Our simple model continues to provide meaningful spectral fits over a large area of the sky, signifying the basic validity of the assumptions about the geometry. Residual instrument calibration uncertainties, particle contamination and scattered solar X-ray background are likely to be the principal sources of error. The discrepancies may also be attributable to long term enhancements which tend to have softer component than the cosmic ray background. Comparison of the best fit halo emission measures found as a function of position lend no positive support to the hypothesis that there is a significant hot gas distribution centred on the LG. A patchy Galactic halo hot gas at temperature log T = 6.3 and with an average EM of 0.02 cm-6 pc is much more likely.
The electron density we would attribute to any LG halo is too small to affect planned investigations of the Cosmic Microwave Background (CMB) anisotropy. It is worth noting that this electron density is only 1/10th of that of the local galactic halo. The observed fluctuations in the 106 K halo render it impossible to investigate the 1 keV SXRB spatial variability to better than 10% accuracy and likewise the 2 keV SXRB to better than 1%.

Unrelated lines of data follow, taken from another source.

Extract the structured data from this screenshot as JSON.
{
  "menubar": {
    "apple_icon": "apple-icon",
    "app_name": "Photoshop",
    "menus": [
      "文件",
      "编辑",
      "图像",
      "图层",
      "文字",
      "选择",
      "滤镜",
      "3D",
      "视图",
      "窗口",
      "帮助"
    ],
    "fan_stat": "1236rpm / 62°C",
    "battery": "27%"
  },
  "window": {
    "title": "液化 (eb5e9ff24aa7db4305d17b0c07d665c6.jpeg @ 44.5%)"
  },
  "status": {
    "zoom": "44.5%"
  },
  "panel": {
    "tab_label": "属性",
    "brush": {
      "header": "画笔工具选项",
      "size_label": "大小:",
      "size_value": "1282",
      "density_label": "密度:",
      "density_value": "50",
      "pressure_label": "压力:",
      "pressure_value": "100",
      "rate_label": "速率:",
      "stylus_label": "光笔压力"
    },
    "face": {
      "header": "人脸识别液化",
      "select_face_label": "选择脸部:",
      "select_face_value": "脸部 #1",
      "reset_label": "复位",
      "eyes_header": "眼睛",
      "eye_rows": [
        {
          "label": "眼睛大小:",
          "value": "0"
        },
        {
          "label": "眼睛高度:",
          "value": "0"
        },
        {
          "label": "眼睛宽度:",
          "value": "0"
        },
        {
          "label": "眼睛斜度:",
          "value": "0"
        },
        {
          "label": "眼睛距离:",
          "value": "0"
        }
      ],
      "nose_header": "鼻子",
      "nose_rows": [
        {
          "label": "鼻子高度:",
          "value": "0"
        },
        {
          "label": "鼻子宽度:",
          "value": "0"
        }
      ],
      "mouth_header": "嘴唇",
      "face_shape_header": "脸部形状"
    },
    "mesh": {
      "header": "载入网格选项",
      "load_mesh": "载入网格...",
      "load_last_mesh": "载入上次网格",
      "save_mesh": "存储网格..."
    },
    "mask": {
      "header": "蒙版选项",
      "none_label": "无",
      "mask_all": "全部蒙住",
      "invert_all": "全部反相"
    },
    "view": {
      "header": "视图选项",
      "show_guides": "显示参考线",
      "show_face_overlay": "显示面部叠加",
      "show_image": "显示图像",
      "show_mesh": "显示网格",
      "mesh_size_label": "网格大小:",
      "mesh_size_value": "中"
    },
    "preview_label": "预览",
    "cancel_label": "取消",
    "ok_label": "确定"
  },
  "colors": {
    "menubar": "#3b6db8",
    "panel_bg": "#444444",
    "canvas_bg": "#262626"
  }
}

The spectral fitting in the Lockman hole region in comparison with the all-sky average suggests fluctuations in the power law representation of the intrinsic SXRB by approximately 50%, although we cannot be certain of separating local and true extragalactic sources of spatial variability. We wish to stress the difficulty in the 1-2 keV energy regime of effecting this separation.
Halo EM fluctuations are established at the 30% level over an angular scale of 5o (Table 1). Since there is likely to be less fluctuation power at smaller angular separations, claims that certain clusters of galaxies exhibit EUV excess (e.g. Lieu at al. 1996) are probably safe from this source of contamination as the spatial scales involved are smaller.
© European Southern Observatory (ESO) 1999
Online publication: March 10, 1999